The indigenous population was progressively reduced in a variety of ways. They were killed directly by firearms during organized wars and individual acts of vigilante violence and were killed indirectly by the addition of European diseases such as smallpox, measles and influenza.
The discussion will focus on socio-cultural anthropology with a bias toward the people’s ethic orientations. The purpose of this paper is to study the ethnographic characteristics of construction workers in Roseburg, Oregon. Main objective 1. To establish the socio-cultural characteristics of construction workers in Roseburg, Oregon Aims of the Study 1.
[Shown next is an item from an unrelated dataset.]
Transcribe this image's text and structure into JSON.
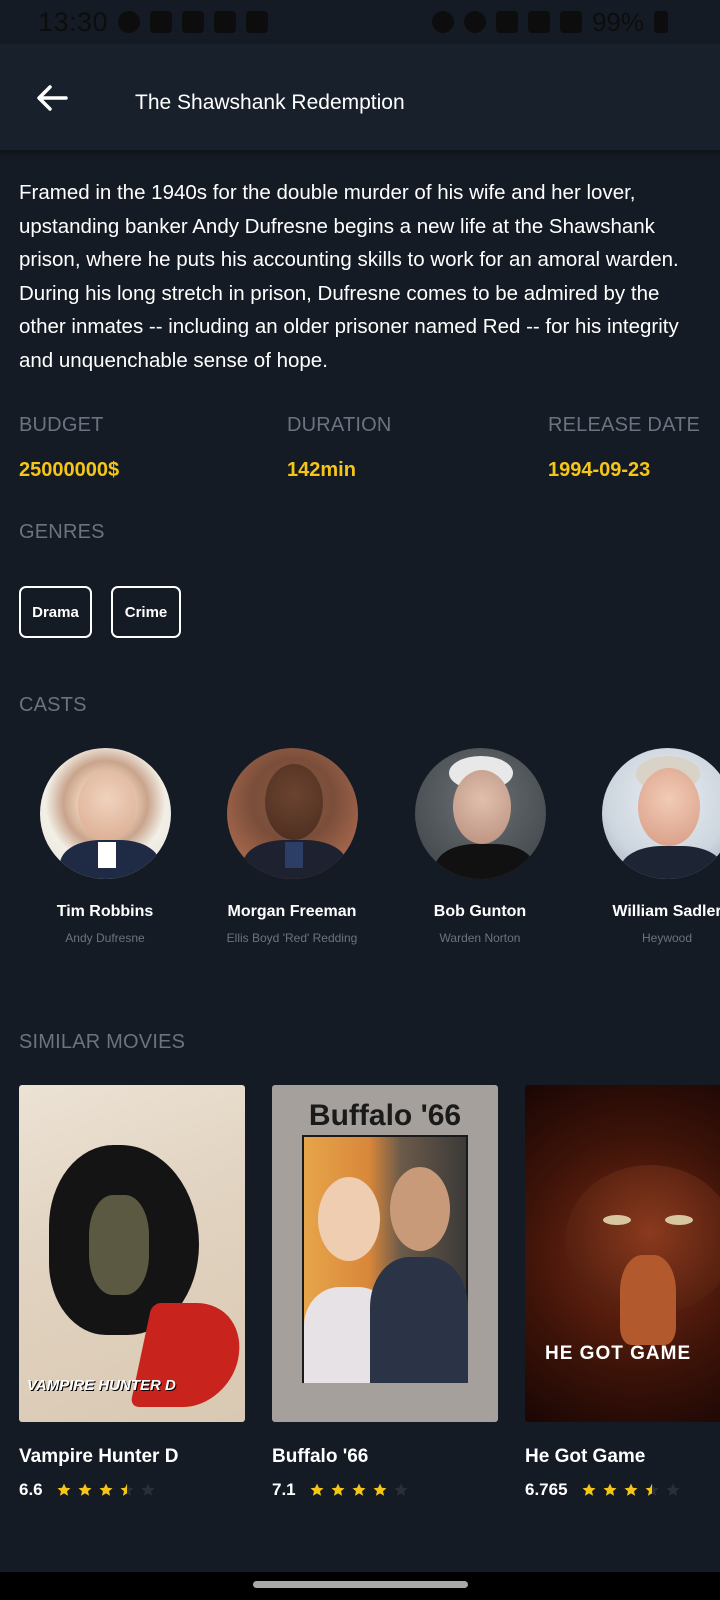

Our journey started in 1843 with almost 800 people, numerous wagons that were almost 100 as well as almost 4500 cattle. The Oregon Trail took us over five months to complete even though some of us did not live to see the end of the journey (Harrell, 2005).
Marcus Whitman led American settlers into Oregon in 1840. a dispute developed over this territory as American settlers moved in. in 1844, the slogan "fifty-four forty or fight", which meant the United States would take over all the Oregon territory, helped elected James Polk president.
Rather they were displaced by Jackson's enforcers. The Cherokee were brutally forced to walk on foot or rode their horses. Their journey started from the mouth of the Hiawassee in Tennessee across the Cumberland Plateau to McMinnville and then north to Nashville where they crossed the Cumberland River.
Three years ago, in 1833, an illegitimate treaty was signed which agreed to our removal as a people from our lands. The signers of the so-called Treaty of New Echota (“Removal Act “) were not legal representatives of the Cherokee nation and therefore the